The London Metal Exchange (LME) board examined non-binding bids for the world's biggest marketplace for industrial metals on Thursday, but a partial climbdown on plans to charge a controversial new trading fee could threaten the sale.
Some potential buyers have been watching how the LME deals with the dispute over the fee, as revisions are expected to dent projected extra revenue included in the valuation given to bidders.
The 135-year-old institution, where metals including copper, aluminium, nickel and zinc are traded by open outcry as well as electronically, said it would delay introduction of the new fee from the previously announced March 1 until July 2. It will also scrap it for certain heavily traded spreads.
Analysts and industry sources had valued the exchange at 500 million to 1.5 billion pounds ($783 million-2.4 billion) based on expectations of higher earnings boosted by the fee, new products and its plans to build its own clearing business.
A rare public spat between users of the exchange and the LME over the fee it announced in December forced it to go back to the board and review objections, while the board was also looking at bids from around half of the roughly 15 companies that had expressed interest.

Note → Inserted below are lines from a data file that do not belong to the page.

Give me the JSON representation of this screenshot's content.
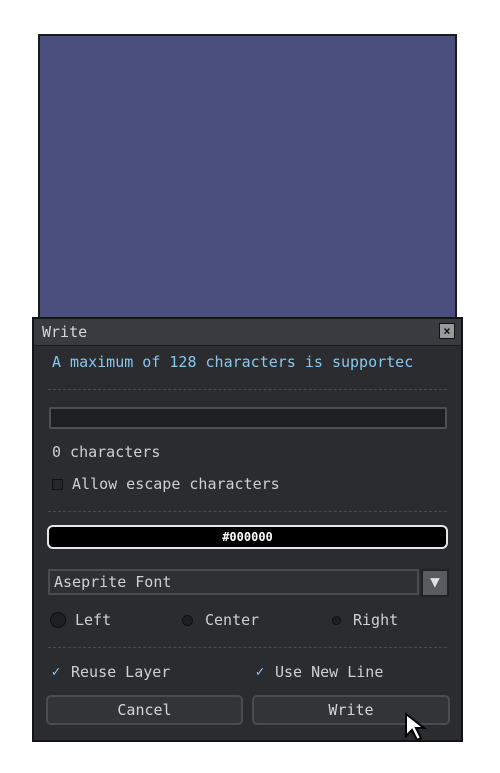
{
  "dialog": {
    "title": "Write",
    "close_icon": "close-icon",
    "info": "A maximum of 128 characters is supportec",
    "text_value": "",
    "char_count": "0 characters",
    "escape_label": "Allow escape characters",
    "escape_checked": false,
    "color_label": "#000000",
    "color_value": "#000000",
    "font_value": "Aseprite Font",
    "align": {
      "left": "Left",
      "center": "Center",
      "right": "Right",
      "selected": "Left"
    },
    "reuse_label": "Reuse Layer",
    "reuse_checked": true,
    "newline_label": "Use New Line",
    "newline_checked": true,
    "cancel_label": "Cancel",
    "write_label": "Write"
  },
  "colors": {
    "canvas": "#4b4f7e",
    "panel": "#2b2c30",
    "info_text": "#86c8ef"
  }
}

Bidders include CME Group
Successful introduction of the fee had been expected to increase revenue and make the exchange a more attractive buy.
UBS analyst Alex Kramm said the LME's concessions over introduction of the fee highlighted the difficulties of selling the exchange.
It reiterates the hurdle to get a deal done because the members or current owners might have different motivation, and they might not all be aligned in terms of wanting to sell or not, Kramm said.
Lower fee rates or lower revenue potentially makes the deal not as attractive, but they could implement fee changes after a deal anyway, he added.
A major concession by the exchange was to drop plans to apply the fee to certain spread trades.
A key feature of these trades, which allows customers to roll their position forward by up to 14 days, is that brokers normally absorb the client component fee, which can be as low as one penny. Big clients had threatened not to pay the new fee.
I'm still disappointed. I had hoped they would delay it further for more consultation, a trader said. It's still going to have a massive effect.
Well-placed sources told Reuters that the LME's new trading fee could account for up to two thirds of its total valuation.
A source at a category II member of the exchange, said he expected the value of the exchange to be significantly more than the mooted one billion pounds.
The LME reported revenue of around 50 million pounds for 2010, so any price around 1 billion pounds values the exchanges at some 20 times revenue, Peter Lenardos, an analyst at RBC Capital Markets, said.
Even if the management doubled revenue in the medium term, they (any bidders) are still paying 10 times revenue, so the current valuations look very full, Lenardos said.
Personally I'd not want to be a shareholder in any company paying that for the LME.
QUESTIONING THE SUMS
The LME operates on a constrained-profit model and has so far kept fees low for the trading houses and banks that own the exchange and use the market.
LME Chief Executive Martin Abbott said last month the new fee was aimed at boosting revenues needed to update technology, raise capital to meet expected regulatory requirements and to take on increasing competition.
The business just isn't that profitable. Even if you treble fees, volumes will go down, I can't see why anyone would pay these sums for the exchange, said a trader for a ring-dealing member of the exchange.
I don't think it will get sold. There's too many members opposed, and you only need 25 percent to vote against.
(Additional reporting by Luke Jeffs in London and Josephine Mason in New York; Writing by Susan Thomas; Editing by Veronica Brown and Anthony Barker)